Choices in some constituencies are not straightforward, but a good guide to prospects is available on the Wales for Europe website here.
For many erstwhile Plaid Cymru and Liberal Democrat voters, let alone pro-Europe Conservatives, putting a cross beside the Labour candidate will go sharply against the grain. They will harbor deep reservations about some Labour policies as well as about the personality of the party’s leader. Jeremy Corbyn may have voted Remain in 2016 but, to put it mildly, he has never been a champion of the cause.
So what can one say to those who are nervous of voting Labour in constituencies where such a vote would make a difference?
First, this is not 1945 nor 1997. Neither is it 1983. Neither Labour nor Conservative parties are going to win a landslide victory. The danger we need to avoid is a Conservative Government, with a majority almost certain to be smaller in number than the membership of the ERG, the Brexit ultras who would like nothing better than the hardest possible Brexit. In those circumstances, Boris Johnson will be their willing captive.
Second, there is no need to be scared of the Labour manifesto. If the polls are to believed the best that Labour can hope for is to be a minority government which would have to negotiate its policy priorities with the other parties – the SNP, Plaid Cymru and the Liberal Democrats. In those circumstances, proposals such as for the wholesale nationalisation of some industries are hardly likely to make the cut.
Lastly, one must take the long view: Corbyn is not forever, Brexit might be.
This has not been the most inspiring general election.

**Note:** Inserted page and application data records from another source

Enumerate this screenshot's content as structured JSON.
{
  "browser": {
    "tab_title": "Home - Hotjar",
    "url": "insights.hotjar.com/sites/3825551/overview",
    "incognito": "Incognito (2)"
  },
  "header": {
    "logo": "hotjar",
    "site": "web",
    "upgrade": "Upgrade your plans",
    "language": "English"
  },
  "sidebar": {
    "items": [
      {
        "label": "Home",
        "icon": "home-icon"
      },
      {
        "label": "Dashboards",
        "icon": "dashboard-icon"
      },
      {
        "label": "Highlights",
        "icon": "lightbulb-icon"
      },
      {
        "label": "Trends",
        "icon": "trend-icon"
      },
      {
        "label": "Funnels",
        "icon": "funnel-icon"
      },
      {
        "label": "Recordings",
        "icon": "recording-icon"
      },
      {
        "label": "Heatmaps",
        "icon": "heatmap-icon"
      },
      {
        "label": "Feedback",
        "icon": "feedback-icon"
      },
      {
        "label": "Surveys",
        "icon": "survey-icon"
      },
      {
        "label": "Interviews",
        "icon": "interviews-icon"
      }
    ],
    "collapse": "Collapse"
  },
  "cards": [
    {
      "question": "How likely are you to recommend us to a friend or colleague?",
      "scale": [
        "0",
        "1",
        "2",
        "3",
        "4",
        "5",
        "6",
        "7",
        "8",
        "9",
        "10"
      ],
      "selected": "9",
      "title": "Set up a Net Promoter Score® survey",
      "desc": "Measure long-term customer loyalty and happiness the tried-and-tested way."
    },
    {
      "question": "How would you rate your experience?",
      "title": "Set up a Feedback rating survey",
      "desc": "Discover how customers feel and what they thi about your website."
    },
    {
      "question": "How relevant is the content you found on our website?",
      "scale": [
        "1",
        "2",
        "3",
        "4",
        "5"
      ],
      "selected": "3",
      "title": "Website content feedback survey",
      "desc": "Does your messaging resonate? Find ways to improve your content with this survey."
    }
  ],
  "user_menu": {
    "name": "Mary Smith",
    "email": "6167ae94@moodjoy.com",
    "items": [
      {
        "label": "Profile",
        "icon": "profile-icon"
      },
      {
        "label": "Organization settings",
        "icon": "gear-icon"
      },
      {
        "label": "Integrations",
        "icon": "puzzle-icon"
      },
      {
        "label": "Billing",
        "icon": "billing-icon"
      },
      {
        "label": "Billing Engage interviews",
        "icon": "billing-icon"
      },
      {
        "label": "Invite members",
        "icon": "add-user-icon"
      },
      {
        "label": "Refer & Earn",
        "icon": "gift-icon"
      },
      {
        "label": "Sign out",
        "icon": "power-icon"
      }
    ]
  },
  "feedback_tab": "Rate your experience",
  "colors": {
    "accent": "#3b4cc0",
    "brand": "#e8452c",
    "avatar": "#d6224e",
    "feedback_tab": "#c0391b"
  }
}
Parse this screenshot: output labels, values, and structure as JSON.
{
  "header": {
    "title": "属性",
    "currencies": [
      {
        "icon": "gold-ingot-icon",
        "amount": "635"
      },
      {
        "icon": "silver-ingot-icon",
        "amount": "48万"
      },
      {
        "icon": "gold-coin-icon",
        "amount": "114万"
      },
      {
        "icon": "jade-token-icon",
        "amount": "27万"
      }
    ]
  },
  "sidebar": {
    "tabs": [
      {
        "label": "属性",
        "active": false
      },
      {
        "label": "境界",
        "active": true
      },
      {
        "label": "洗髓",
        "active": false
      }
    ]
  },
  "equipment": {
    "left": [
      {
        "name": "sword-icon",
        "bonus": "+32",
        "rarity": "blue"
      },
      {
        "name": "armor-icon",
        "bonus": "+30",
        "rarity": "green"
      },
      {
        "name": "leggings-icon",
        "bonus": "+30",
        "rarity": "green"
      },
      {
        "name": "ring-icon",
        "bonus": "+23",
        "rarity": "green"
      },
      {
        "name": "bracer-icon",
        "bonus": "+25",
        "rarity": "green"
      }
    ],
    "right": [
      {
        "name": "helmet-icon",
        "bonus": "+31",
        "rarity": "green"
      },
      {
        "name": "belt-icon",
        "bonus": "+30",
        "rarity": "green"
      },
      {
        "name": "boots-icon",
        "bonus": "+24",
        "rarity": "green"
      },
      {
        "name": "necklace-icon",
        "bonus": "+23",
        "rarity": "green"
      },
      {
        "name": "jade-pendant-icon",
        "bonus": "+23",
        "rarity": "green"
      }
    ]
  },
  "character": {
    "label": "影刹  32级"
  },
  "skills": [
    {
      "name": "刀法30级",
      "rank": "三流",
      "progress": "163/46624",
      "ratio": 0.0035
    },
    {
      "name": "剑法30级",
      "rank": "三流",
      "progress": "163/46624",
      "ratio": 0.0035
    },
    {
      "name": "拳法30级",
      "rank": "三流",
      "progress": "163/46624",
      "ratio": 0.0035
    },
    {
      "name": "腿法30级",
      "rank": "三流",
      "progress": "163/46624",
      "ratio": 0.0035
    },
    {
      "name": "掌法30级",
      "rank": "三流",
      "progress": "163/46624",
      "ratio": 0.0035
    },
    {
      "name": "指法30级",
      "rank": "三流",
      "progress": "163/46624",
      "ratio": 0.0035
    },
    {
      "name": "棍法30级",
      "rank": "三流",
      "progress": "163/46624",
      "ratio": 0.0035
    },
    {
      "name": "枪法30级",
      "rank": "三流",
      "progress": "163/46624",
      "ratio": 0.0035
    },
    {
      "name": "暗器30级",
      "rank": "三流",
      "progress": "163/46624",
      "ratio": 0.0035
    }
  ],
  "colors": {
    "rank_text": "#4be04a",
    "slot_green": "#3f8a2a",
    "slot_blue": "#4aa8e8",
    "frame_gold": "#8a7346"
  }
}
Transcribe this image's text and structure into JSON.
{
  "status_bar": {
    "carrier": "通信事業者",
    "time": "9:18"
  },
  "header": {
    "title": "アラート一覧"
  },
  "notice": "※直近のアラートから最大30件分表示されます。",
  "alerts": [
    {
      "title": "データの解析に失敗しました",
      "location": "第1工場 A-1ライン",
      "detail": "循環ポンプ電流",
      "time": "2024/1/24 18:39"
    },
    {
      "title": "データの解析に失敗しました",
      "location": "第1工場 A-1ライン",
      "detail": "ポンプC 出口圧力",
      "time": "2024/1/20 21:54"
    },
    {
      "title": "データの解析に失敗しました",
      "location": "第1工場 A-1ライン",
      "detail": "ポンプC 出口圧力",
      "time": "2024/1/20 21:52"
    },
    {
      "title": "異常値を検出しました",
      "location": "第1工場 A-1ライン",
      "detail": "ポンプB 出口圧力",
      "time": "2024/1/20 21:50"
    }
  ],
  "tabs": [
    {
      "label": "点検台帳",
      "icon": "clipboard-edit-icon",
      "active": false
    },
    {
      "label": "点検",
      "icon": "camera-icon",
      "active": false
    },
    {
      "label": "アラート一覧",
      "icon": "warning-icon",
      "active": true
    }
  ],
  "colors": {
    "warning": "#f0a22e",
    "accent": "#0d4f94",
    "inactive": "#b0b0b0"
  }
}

The two main parties have presented the country with a choice between a Labour leader who has equivocated on the greatest issue of our time, despite the wishes of the majority of his party, and a Conservative leader who is not afraid to be dishonest when it suits, yet is afraid to face the Andrew Neil lie detector test.
In the long-term interest of this country we must hope that, in selected constituencies, people will vote for the party of the former, and against both the party and the leader of the latter.
I and the thousands of activists for Europe across Wales urge everyone to vote against cynicism, impatience, fatigue and outdated jingoism, and for the opportunity to go back to people in a referendum armed with a now far better informed case for an outward-looking, progressive and more prosperous European future.